═══ DATASET ═══
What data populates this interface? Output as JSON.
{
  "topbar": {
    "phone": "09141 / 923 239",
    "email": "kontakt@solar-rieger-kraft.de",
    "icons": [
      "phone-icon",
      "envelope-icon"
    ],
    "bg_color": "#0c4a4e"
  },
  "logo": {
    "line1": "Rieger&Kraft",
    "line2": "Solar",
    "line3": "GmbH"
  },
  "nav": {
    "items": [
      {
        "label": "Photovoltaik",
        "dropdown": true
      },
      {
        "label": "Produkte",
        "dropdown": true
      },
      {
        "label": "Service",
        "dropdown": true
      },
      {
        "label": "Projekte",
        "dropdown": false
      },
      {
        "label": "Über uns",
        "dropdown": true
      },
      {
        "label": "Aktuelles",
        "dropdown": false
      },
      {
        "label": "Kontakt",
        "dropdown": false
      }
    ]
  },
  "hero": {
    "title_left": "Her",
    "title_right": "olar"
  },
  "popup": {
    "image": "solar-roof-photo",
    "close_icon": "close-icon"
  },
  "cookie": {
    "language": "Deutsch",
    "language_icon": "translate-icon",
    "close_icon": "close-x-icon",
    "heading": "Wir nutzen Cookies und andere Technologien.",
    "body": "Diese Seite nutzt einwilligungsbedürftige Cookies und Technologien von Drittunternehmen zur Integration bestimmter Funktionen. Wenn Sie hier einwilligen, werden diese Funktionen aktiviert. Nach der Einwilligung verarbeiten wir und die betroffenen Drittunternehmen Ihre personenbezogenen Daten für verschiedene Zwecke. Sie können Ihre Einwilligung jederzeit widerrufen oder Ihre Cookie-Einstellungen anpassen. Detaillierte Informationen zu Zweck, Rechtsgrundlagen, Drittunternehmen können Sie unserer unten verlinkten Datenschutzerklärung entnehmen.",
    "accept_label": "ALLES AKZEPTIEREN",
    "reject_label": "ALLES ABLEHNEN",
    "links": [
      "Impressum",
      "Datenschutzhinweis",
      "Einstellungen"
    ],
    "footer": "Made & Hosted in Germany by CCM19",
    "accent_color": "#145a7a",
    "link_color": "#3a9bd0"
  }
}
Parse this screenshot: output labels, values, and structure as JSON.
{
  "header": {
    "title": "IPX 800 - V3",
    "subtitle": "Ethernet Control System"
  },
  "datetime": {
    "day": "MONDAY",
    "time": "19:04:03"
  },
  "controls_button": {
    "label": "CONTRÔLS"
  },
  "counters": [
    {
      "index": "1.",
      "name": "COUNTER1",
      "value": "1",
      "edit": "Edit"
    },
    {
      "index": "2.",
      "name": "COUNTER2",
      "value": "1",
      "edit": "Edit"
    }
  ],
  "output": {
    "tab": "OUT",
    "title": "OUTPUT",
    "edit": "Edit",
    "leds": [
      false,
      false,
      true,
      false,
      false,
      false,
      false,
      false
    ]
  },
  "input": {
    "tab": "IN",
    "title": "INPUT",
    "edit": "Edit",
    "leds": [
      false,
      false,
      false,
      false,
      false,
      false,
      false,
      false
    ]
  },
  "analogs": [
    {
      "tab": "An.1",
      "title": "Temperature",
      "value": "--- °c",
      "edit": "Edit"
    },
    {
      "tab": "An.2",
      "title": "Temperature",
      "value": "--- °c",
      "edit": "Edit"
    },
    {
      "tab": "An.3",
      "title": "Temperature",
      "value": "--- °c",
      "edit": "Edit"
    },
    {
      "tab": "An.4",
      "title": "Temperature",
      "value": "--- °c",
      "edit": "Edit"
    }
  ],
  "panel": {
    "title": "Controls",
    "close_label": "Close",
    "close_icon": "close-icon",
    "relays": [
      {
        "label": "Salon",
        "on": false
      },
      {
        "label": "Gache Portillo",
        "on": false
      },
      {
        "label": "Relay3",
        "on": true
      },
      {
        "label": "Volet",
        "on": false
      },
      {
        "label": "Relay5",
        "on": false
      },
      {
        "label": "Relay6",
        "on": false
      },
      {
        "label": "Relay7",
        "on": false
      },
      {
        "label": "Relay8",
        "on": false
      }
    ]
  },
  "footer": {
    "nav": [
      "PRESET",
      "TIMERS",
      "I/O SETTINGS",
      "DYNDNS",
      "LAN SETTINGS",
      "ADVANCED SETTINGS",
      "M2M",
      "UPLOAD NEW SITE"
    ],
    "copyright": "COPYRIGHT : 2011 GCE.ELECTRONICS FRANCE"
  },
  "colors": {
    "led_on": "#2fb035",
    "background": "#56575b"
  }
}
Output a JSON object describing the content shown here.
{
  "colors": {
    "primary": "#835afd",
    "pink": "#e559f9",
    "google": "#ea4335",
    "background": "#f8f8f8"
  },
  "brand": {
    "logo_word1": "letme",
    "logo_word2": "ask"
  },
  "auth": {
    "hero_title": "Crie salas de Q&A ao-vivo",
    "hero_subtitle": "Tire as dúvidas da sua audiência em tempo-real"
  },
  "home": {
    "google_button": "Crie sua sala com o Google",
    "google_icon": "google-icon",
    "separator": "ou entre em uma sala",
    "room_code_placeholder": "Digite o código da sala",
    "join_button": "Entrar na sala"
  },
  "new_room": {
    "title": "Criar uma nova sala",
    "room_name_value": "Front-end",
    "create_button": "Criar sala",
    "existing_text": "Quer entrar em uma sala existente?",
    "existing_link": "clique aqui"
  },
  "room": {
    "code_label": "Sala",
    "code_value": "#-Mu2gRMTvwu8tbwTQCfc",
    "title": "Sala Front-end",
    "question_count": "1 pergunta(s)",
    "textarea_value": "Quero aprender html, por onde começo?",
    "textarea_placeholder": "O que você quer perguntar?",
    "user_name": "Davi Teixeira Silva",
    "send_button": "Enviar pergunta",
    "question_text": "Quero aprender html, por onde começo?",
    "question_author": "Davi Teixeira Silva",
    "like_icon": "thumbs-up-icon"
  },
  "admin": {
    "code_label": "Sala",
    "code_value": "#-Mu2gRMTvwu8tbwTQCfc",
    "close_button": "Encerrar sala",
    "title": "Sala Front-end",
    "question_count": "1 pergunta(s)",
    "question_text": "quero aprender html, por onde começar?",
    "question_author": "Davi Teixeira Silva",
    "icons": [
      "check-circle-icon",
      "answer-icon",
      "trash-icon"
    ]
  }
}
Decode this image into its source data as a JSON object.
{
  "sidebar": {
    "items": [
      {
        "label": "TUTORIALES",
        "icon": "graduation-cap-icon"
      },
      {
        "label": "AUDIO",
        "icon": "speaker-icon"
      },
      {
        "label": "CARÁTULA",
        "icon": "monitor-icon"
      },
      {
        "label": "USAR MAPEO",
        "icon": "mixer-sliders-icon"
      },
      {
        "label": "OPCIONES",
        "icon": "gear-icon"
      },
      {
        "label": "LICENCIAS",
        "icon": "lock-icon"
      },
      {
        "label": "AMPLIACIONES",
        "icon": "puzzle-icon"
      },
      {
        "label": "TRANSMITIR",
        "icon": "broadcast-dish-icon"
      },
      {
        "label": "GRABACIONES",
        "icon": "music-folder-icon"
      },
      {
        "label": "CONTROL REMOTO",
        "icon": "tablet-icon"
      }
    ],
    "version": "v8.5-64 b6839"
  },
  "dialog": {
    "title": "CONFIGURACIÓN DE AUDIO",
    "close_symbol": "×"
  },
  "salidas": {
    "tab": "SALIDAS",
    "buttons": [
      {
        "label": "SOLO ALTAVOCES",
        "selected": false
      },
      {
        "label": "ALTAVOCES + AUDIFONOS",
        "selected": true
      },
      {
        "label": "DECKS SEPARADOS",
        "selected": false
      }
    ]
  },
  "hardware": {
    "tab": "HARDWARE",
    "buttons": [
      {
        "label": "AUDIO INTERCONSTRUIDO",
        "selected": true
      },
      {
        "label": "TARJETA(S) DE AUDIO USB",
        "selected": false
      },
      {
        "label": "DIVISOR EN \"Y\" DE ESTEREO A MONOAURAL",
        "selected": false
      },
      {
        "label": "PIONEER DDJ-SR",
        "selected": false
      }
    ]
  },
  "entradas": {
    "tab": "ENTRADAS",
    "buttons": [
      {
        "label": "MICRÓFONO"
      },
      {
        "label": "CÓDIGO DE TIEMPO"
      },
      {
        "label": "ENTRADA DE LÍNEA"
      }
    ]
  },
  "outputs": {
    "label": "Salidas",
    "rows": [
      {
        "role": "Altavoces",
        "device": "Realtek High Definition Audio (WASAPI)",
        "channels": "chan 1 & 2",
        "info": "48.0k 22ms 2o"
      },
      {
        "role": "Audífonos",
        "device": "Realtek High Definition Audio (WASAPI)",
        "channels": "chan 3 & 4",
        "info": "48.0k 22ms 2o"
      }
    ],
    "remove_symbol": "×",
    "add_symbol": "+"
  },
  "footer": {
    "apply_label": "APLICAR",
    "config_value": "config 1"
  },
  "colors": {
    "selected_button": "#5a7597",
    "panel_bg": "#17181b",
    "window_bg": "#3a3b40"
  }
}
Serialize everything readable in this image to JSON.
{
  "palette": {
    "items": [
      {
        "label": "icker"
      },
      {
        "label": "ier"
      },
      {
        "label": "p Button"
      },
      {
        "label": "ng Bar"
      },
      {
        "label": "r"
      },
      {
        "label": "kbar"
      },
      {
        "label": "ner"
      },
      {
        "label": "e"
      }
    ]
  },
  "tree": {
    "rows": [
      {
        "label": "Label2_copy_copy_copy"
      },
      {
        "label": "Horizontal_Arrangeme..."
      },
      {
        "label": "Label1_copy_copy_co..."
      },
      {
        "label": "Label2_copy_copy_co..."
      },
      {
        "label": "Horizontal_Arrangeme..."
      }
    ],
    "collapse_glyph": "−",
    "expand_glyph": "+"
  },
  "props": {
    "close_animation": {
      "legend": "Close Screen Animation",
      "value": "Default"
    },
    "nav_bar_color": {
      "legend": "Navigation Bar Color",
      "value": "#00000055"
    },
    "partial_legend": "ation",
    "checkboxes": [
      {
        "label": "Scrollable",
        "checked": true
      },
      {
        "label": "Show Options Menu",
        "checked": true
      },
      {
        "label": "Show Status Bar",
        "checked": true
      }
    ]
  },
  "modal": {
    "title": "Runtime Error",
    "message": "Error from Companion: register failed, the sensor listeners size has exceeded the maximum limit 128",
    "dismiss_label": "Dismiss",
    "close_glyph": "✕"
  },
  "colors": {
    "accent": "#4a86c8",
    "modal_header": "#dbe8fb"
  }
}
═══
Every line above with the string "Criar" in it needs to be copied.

**RESPONSE TO THIS TASK:**
    "title": "Criar uma nova sala",
    "create_button": "Criar sala",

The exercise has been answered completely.